Luckily the team pulled together and rattled through the shots at an efficient pace, aided by the slick, essential assistant directing of Christopher Puttock (who had only officially joined the shooting team the night before) and the professional sound recording provided by Bennet Maples and his furry friends (boom mics).

The shoot wrapped early evening with all planned and storyboarded shots completed, despite the morning’s setbacks. There was even time for a small, rather exhausted and low-key wrap party once everybody had returned to Norwich and wiped the dirt and dust from their skin.

Despite the mammoth efforts from the art department and the sterling work by the cast and crew, for a film of this genre the shoot is only the start of a long, winding road which would see another year pass before the short film reached completion. That, however, is a story for another blog post.

Who made Arms Race?

Given that not all of you will be entirely familiar with It’s A Trap! or those involved with the Arms Race short film, we thought it best to do a quick round of introductions to a few of the main players.

Please do note that this isn’t an exhaustive list of everybody involved (for that you can pop over to the Cast & Crew list).

It’s A Trap!

The It’s A Trap team formed many years ago, initially to organise and run LARP events around the UK (if you don’t know what LARPing is, prepare for an entertaining Google session). Around 2006 the focus shifted towards making short films and, later, audio dramas.
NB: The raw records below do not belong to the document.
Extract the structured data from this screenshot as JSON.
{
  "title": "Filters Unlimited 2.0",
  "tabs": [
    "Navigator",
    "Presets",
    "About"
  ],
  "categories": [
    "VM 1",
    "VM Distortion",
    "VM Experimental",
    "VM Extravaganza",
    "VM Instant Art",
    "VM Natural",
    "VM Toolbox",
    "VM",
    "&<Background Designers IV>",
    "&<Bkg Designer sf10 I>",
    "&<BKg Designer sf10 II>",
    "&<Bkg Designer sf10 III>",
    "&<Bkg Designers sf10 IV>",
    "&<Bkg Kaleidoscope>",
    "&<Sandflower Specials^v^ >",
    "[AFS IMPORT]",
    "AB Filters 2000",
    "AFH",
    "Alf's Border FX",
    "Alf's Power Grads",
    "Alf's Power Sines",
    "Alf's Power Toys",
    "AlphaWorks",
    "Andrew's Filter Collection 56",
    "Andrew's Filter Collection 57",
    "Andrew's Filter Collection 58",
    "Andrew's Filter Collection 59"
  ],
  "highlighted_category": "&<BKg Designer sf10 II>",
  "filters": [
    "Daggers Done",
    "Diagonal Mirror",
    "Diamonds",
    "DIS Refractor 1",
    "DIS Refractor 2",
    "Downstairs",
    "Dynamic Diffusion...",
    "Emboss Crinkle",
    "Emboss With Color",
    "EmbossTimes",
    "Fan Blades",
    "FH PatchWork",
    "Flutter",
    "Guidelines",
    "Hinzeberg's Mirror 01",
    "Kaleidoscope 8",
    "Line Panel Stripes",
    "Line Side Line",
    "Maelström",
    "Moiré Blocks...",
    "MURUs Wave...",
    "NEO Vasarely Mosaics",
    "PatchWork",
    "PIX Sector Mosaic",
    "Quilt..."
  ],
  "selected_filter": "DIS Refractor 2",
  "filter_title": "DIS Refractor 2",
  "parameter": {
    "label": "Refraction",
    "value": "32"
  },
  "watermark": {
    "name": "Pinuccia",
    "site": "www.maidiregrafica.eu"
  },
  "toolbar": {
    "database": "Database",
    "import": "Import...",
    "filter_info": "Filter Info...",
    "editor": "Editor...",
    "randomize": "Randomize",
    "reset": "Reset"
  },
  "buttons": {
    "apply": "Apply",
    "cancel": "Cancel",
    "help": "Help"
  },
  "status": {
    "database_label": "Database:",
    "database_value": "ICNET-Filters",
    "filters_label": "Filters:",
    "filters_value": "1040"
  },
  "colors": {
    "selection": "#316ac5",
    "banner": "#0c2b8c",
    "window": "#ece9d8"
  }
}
In the latter medium It’s A Trap found online success with the Squadron Leader Jack Steel And The Starblade pulp adventure series which spanned the limits of time and space and ran for two series. After producing the monster b-movie NfN (Normal For Norfolk), It’s A Trap member Nigel Clegg decided to step up to director duties for the team’s next project.

The director – Nigel Clegg

Arms Race is Nigel’s first film as director. A lifelong interest in constructing unlikely contraptions led him to creating numerous props and devices for local short films, with Arms Race being the culmination of his efforts to date. Initially conceived as a test shoot for a couple of new props, the short soon ballooned out into a proper short film, complete with a volunteer team drawn from theatre and commercial filmmaking. Working both as creative lead and lead prop and miniature designer as well as director, Nigel used the film as an opportunity to explore an underused genre and period, working directly with regular It’s A Trap writer Chris Burdett.

The writer – Chris Burdett

Brought aboard the project to turn a simple prop test into a genuine story, Chris brought his own experience from penning both series of Jack Steel as well as being lead writer on the forthcoming Ravenskil Chronicles audio drama. Arms Race proved a different challenge altogether, working within the restrictions of the subject matter imposed by the props, although the production design went hand-in-hand with the script, soon requiring additional items, costumes and a convincing war trench to be brought to life. As the story came together the production team began to assemble.

The cameraman and post guy – Simon Jones

Simon was originally brought on as the visual effects supervisor, having cut his teeth and on various super-low budget projects, as the trickier aspects of the script became increasingly apparent. At some point during pre-production and largely without him realising, Simon was upgraded to director of photography (he insists that ‘main cameraman’ is a more accurate term in this case), such that on the day of the shoot he was the man in charge of lensing all the action. Once Arms Race entered post-production Simon took on multiple roles, first editing the film, then creating the visual effects, editing the sound and, finally, grading the finished product. A source close to the production states that Simon was last seen throwing a computer out of a second storey window while shouting “keyframe this!”

We’ll be taking a look at some more of Arms Race’s crew next time. Being a volunteer production the film could not have been made without the support and hard work of all involved. In future blog posts we’ll also be shining a light on the shoot itself as well as the lengthy post-production period.